US Chamber of Commerce Blog
It's an age-old tactic that when you can't win a policy argument, you attack the messenger.
The Greater Houston Partnership hosted a speech by House Majority Leader Kevin McCarthy (R-Calif.) calling for an end to the oil export ban. "The time is right, from an economic basis," to end it, he said.
This didn't sit well with White House Press Secretary Josh Earnest. In announcing that President Obama would veto any bill that lifted the 40-year-old ban because the Commerce Department and not Congress should make that decision, Earnest took a potshot at the Houston business group:
This policy announcement is being made by Leader McCarthy in front of an organization in Houston that is largely funded by four or five of the biggest oil companies in the United States.
With Houston being an energy hub, no one should be shocked that the Greater Houston Partnership supports ending a 40-year-old policy that impedes American energy development. The organization, made up of 1,200 member companies and organizations, shouldn't feel ashamed for taking that position.
But Earnest's ad hominem attack ignores the fact that Houston is the fourth-largest city in the U.S. with a diversified economy that includes manufacturing, construction, retail, international trade, and a thriving startup community. Ending the export ban will benefit businesses across the board by lowering fuel costs and creating jobs.
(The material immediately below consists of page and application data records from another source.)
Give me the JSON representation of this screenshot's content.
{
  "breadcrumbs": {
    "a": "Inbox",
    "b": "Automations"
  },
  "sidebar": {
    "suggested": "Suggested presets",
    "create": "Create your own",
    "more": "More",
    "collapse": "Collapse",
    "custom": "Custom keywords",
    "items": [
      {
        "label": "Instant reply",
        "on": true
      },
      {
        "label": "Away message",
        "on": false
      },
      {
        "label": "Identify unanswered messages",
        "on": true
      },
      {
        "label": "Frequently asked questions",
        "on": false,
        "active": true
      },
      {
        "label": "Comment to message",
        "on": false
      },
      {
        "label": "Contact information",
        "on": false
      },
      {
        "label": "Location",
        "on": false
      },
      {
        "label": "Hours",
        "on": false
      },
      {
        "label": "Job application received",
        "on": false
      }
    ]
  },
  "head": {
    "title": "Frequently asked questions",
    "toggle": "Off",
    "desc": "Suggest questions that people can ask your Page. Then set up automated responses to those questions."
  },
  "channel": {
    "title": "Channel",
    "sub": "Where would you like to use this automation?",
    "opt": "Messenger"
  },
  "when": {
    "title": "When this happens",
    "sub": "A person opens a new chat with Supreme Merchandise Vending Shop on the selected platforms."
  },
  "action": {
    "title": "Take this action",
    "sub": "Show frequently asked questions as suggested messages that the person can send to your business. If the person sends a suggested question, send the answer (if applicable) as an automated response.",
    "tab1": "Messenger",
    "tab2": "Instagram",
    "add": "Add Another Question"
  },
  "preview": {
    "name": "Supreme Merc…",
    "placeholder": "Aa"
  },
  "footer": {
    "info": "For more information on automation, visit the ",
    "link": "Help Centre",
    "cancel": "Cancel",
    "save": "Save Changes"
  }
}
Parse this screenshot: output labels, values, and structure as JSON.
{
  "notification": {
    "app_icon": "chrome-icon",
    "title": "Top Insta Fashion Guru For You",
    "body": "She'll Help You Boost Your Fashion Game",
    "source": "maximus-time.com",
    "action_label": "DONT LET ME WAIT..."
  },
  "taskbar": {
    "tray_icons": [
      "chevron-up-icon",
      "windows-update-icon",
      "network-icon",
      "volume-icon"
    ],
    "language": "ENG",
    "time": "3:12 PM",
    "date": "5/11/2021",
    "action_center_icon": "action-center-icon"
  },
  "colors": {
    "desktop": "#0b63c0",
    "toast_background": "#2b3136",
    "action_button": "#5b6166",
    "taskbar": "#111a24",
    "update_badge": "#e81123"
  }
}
It's obvious that Earnest and his colleagues need to be educated about oil export ban--a policy created by Congress that now needs to be ended by Congress.
This video, "Oil Exports 101" from Producers for American Crude Oil Exports (PACE), is a good place to start.Oil Exports 101 Facebook Tweet
Maybe then the White House can have a serious discussion about ending this outdated energy policy.
White House’s Weird Logic: Iran Should Be Able to Export Oil but the United States Shouldn’t | Sep 15 2015
If the White House has its way, we could see Iran sell oil on the world market while U.S. producers look on in frustration as they're locked out by their own government.
At a time when President Obama is advocating lifting sanctions against Iran, which would allow that nation to export oil around the world, you might think that President Obama would be willing to give his own nation the same opportunity.
Today, the White House announced that it opposes bipartisan legislation that will be considered by the House Energy and Commerce Committee tomorrow that would lift the outdated ban on crude oil exports.
The Wall Street Journal's Amy Harder reports on the White House's odd reasoning: "The White House said it would oppose the bill because it believes the Commerce Department should make the export decision, not Congress."
But Congress instituted the oil export ban in the first place. It certainly should be able to decide whether it's the best policy in the current energy environment.
And based on current research, it is. Lifting the oil export ban will create hundreds of thousands of jobs while not raising gas prices.
As Karen Harbert, president and CEO of the Energy Institute said last week, "The oil export ban is fundamentally unfair and places America at a disadvantage."
Even with this veto threat, there's a good chance Congress could see if President Obama actually uses it.
The House Energy and Commerce Committee will vote on lifting the ban this week, and it's expected to pass. Then the full House is expected to vote later this month. In the Senate, Sen. John Hoeven (R) of oil-rich North Dakota believes legislation could pass with bipartisan support.
What's needed is the public telling their representatives to end the 40-year-old oil export ban. The more votes in favor in Congress, the more likely the President will do the right thing.infographic-accf-oil_export_ban.png Facebook TweetLifting the crude oil export ban is good for AmericaSource: American Council for Capital Formation.
After almost a year of falling oil prices, the public isn't complaining about what it pays at the pump, and lawmakers want to keep it that way. So it's understandable why Congress has tiptoed toward ending the 40-year-old oil export ban.
The biggest barrier to finally being rid of the ban is lawmakers' fears that it will cause gasoline prices to rise, and they'll be blamed.
Well, they shouldn't worry.Brookings Institution IHS Resources for the Future Government Accountability Office
The latest comes from the nonpartisan Energy Information Administration (EIA). If the oil export ban went away, allowing domestic oil to be sold internationally like other U.S. commodities, EIA finds:
Petroleum product prices in the United States, including gasoline prices, would be either unchanged or slightly reduced by the removal of current restrictions on crude oil exports.
That's because, as previous research by the EIA found, gas prices are linked to international oil prices.
Allowing domestic producers to sell oil on the world market will push down international oil prices, "which in turn results in lower petroleum product prices for U.S. consumers."
Under no scenario did the EIA find that ending the ban will reduce domestic production and raise gas prices. In fact, no study has found that lifting the ban will cause gas prices to go up.
At the same time, by opening new markets for American companies, lifting the export ban will create hundreds of thousands of jobs.
It's time Congress gives U.S. oil producers the freedom to sell their product to any customer anywhere in the world.